As a human, I have always been fascinated by the interconnectedness of life on Earth. So when I picked up The Lives of a Cell by Lewis Thomas, I knew I was in for a treat.
It won the National Book Award with its collection of essays that explore the connections between various fields of study, from poetry to computing to death and insects, all through the lens of biology.
One of the things that struck me the most about this book was Thomas’ ability to convey complex scientific concepts in a way that is both accessible and engaging. He uses personal anecdotes and references to literature and other disciplines to illustrate his points, making the book not just informative, but also entertaining.
In The Youngest Science, Thomas uses the example of a butterfly’s metamorphosis to explain how science is always evolving and how new discoveries often lead to new questions.
I really loved his compelling emphasis on the social nature of living things. He writes:

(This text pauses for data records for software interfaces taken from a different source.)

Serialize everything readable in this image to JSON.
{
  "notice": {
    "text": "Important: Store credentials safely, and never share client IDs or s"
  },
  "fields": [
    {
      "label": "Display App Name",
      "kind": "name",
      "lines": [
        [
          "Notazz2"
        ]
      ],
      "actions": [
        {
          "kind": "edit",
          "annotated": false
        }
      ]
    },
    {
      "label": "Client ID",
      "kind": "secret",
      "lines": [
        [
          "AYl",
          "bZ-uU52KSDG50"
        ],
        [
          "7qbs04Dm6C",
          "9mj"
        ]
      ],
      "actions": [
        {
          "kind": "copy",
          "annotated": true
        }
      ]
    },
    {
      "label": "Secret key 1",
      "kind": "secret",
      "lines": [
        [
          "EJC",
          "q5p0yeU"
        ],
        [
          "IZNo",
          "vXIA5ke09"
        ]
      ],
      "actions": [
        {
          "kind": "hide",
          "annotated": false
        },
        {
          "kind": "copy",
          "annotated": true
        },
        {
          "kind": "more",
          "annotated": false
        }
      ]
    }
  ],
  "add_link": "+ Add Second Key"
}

“Once you have become permanently startled, as I am, by the realization that we are a social species, you tend to keep an eye out for the pieces of evidence that this is, by and large, good for us.”

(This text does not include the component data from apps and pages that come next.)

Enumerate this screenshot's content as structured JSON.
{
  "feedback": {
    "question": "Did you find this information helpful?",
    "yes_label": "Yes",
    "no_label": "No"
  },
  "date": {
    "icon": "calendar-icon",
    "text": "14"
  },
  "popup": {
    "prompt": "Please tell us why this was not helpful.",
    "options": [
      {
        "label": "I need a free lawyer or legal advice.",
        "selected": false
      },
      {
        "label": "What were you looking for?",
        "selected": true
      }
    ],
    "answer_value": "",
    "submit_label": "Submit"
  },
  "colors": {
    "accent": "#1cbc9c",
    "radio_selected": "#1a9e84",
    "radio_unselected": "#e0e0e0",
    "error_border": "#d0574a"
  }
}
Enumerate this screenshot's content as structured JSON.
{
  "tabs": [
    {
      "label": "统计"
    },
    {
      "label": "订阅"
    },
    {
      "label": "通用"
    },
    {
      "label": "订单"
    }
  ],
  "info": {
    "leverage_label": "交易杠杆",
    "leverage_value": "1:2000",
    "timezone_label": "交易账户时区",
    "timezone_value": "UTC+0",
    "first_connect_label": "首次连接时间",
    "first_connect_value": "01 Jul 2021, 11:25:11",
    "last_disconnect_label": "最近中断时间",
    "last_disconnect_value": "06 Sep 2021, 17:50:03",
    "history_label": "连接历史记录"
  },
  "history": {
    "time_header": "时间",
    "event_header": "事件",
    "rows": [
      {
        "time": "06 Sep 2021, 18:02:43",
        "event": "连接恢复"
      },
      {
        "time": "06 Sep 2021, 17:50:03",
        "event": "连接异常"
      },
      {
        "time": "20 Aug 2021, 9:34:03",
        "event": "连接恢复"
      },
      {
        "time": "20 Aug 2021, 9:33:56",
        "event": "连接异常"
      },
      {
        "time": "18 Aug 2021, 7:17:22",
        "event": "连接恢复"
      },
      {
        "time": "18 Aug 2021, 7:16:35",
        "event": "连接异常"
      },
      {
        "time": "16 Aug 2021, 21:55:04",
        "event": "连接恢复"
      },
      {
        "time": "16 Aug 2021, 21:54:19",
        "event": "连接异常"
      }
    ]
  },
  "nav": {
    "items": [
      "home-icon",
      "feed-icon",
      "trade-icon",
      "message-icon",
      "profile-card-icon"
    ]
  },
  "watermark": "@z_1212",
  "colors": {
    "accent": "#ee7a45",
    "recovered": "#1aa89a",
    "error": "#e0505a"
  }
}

This idea of interconnectedness is not only true for humans, but also for all living organisms and it’s a central idea of Gaia Theory.

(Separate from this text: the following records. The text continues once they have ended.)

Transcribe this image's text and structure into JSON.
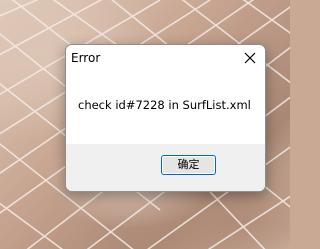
{
  "dialog": {
    "title": "Error",
    "message": "check id#7228 in SurfList.xml",
    "ok_label": "确定",
    "close_icon": "close-icon"
  },
  "colors": {
    "dialog_bg": "#ffffff",
    "footer_bg": "#f0f0f0",
    "button_border": "#0067c0",
    "button_bg": "#e5e5e5"
  }
}
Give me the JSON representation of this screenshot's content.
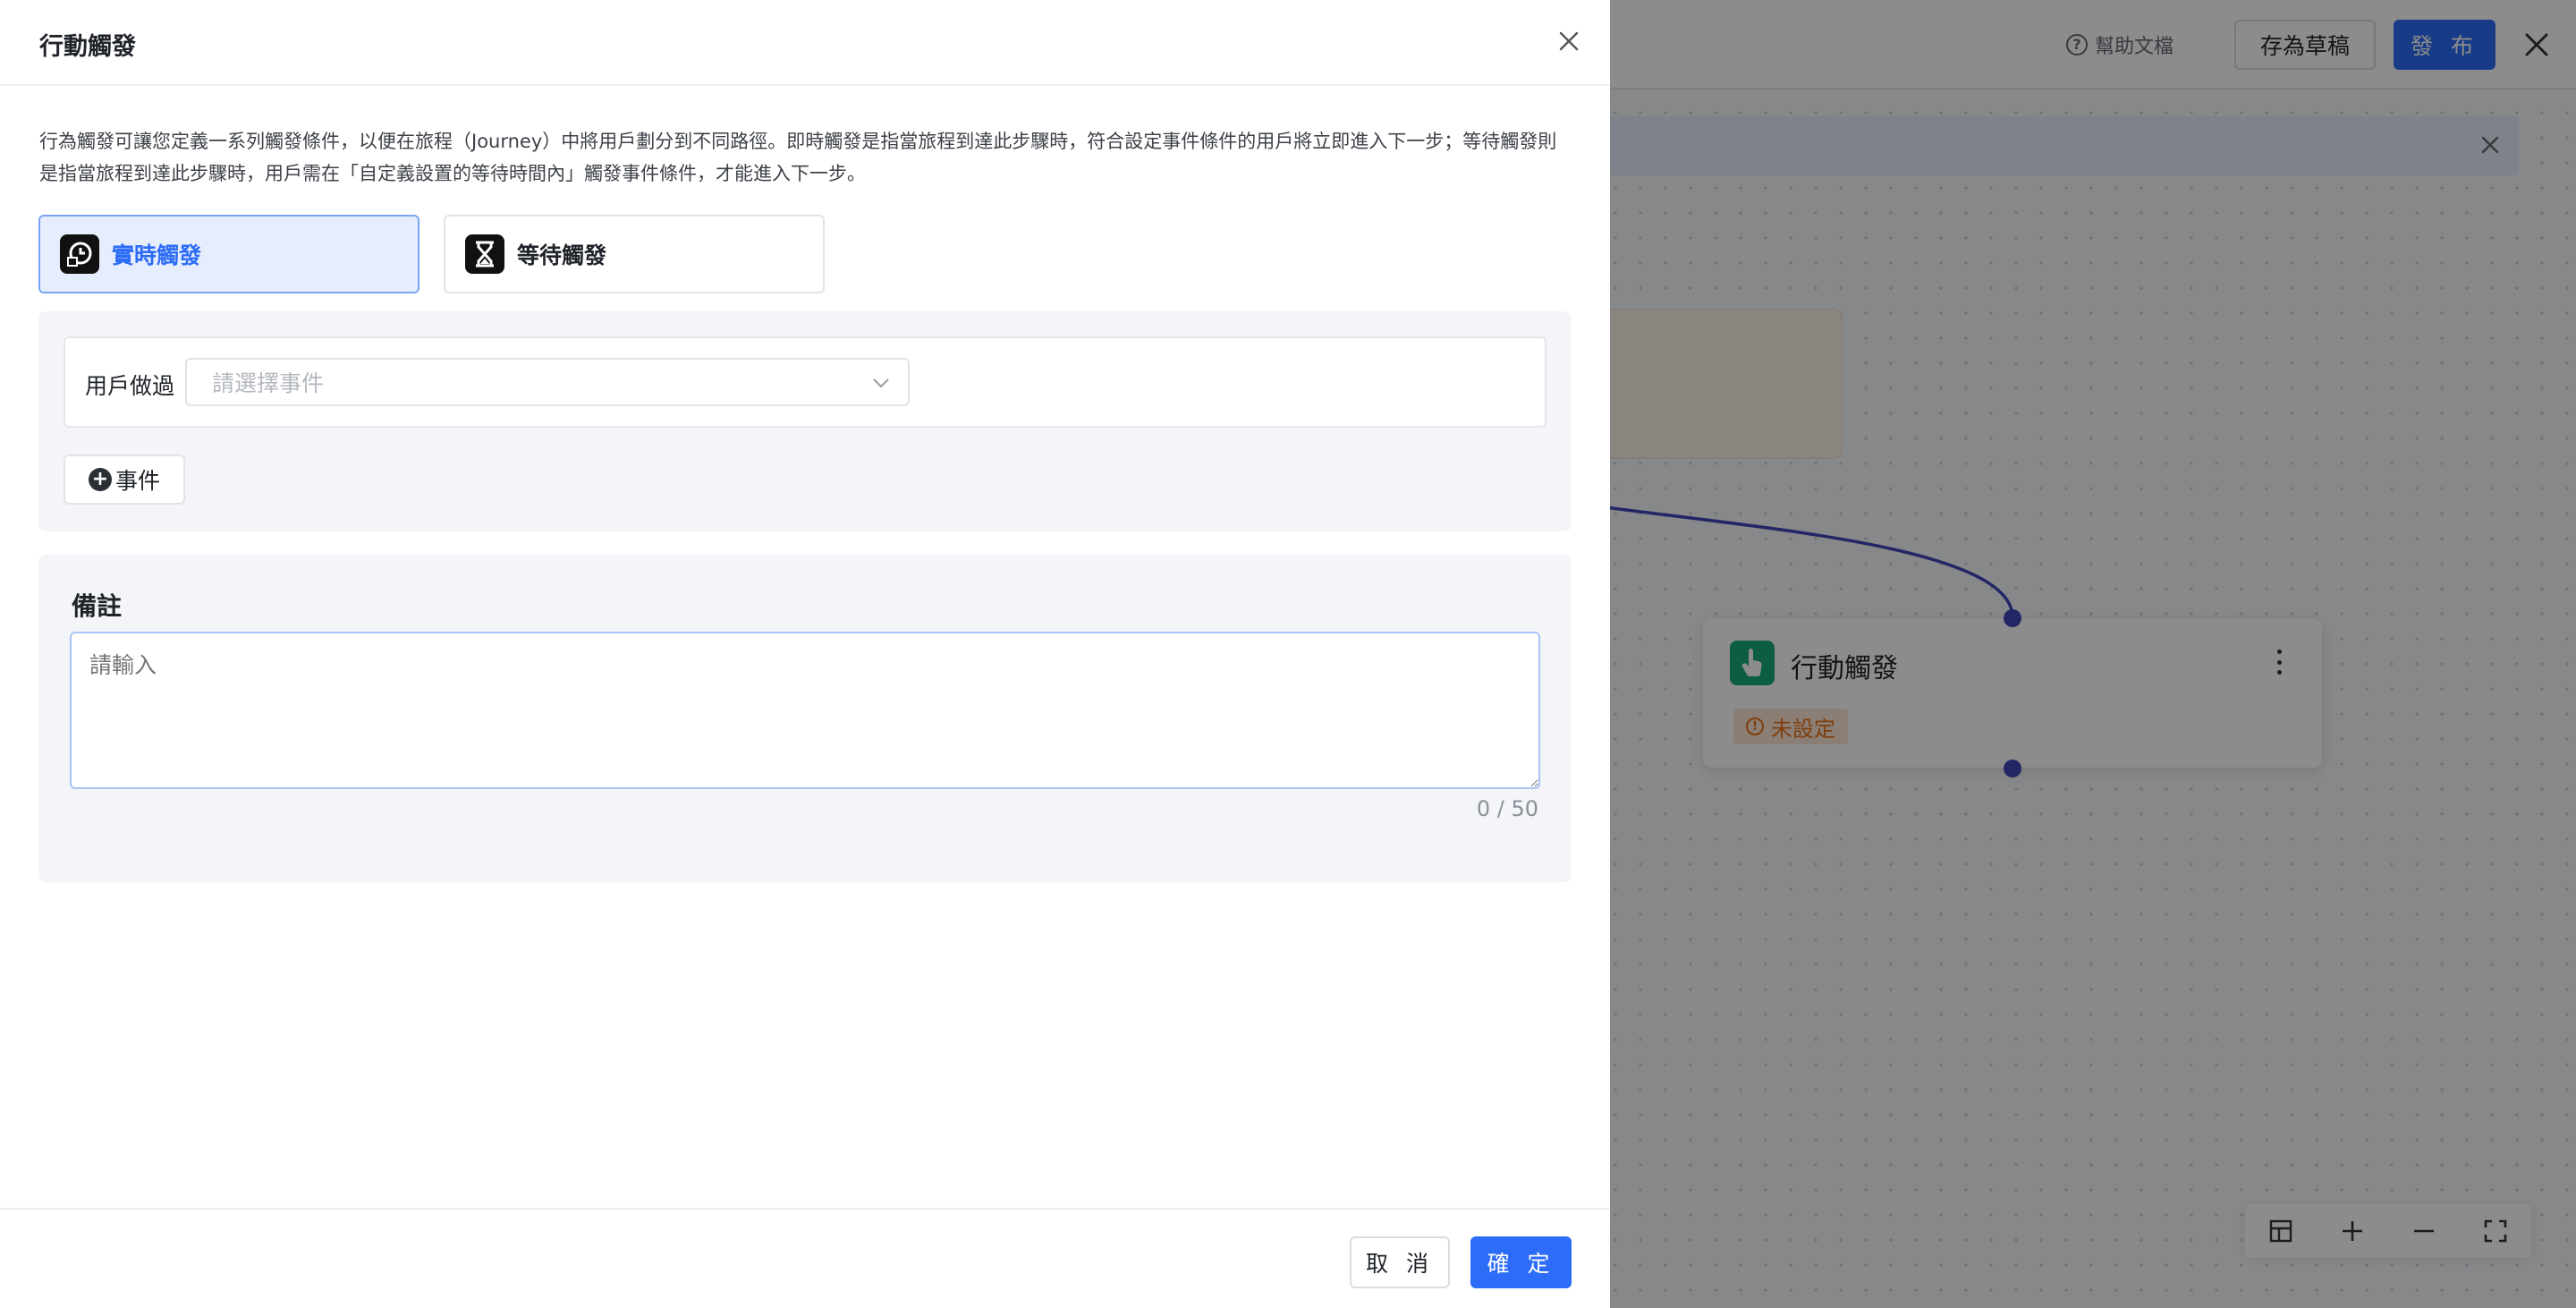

Overall, The Lives of a Cell is a thought-provoking and enlightening read that I would highly recommend to anyone interested in the connections between different fields of study and the beauty of the natural world. It’s a book that made me see the world in a different way and I believe it will do the same for anyone who reads it.